The research report: ‘The Solway Estuary: a socio-cultural evaluation of a coastal energy landscape’, by Darrell Smith, Ian Convery, Valentina Bold and Billy Sinclair will be officially launched this Thursday by Brian Irving from the Solway Coast Area of Outstanding Natural Beauty. Dr Darrell Smith and Professor Ian Convery from the university’s Centre for Wildlife Conservation, along with the reports’ co-authors will be present at the event giving the opportunity for attendees to discuss the research findings with the panel.
Seascapes have long been valued for many reasons. The introduction of offshore wind farming places a new component into the ways in which people experience place. The report presents the results of an exploratory review of the relationships between marine-based wind farms, the fishing industry and the coastal community on the Scottish side of the estuary.
Dr Darrell Smith, University of Cumbria - Centre for Wildlife Conservation said “The main focus of this project was to look at the socio-cultural relationships between local communities and the Solway Estuary with respect to landscape change, Robin Rigg wind turbines and climate change. The main benefits of this approach is that it describes cultural relationships from a living-in-place perspective that gives voice to environmental, community, functional and personal connections built around individual, community, environmental, visual, physical and spiritual dimensions”.
Funding for this project was provided by the University of Cumbria’s Energy Coast Campus Programme (ECCP), which is financially supported by the UK Nuclear Decommissioning Authority.

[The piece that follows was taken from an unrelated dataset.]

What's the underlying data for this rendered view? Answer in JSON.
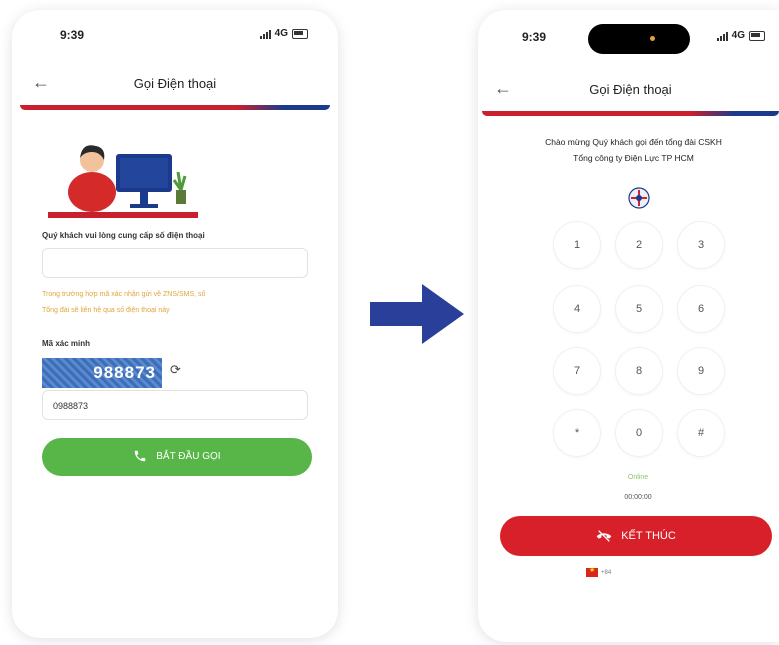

The launch is bookable via Eventbrite https://www.eventbrite.co.uk/e/the-solway-estuary-a-socio-cultural-evaluation-of-a-coastal-energy-landscape-tickets-26195887605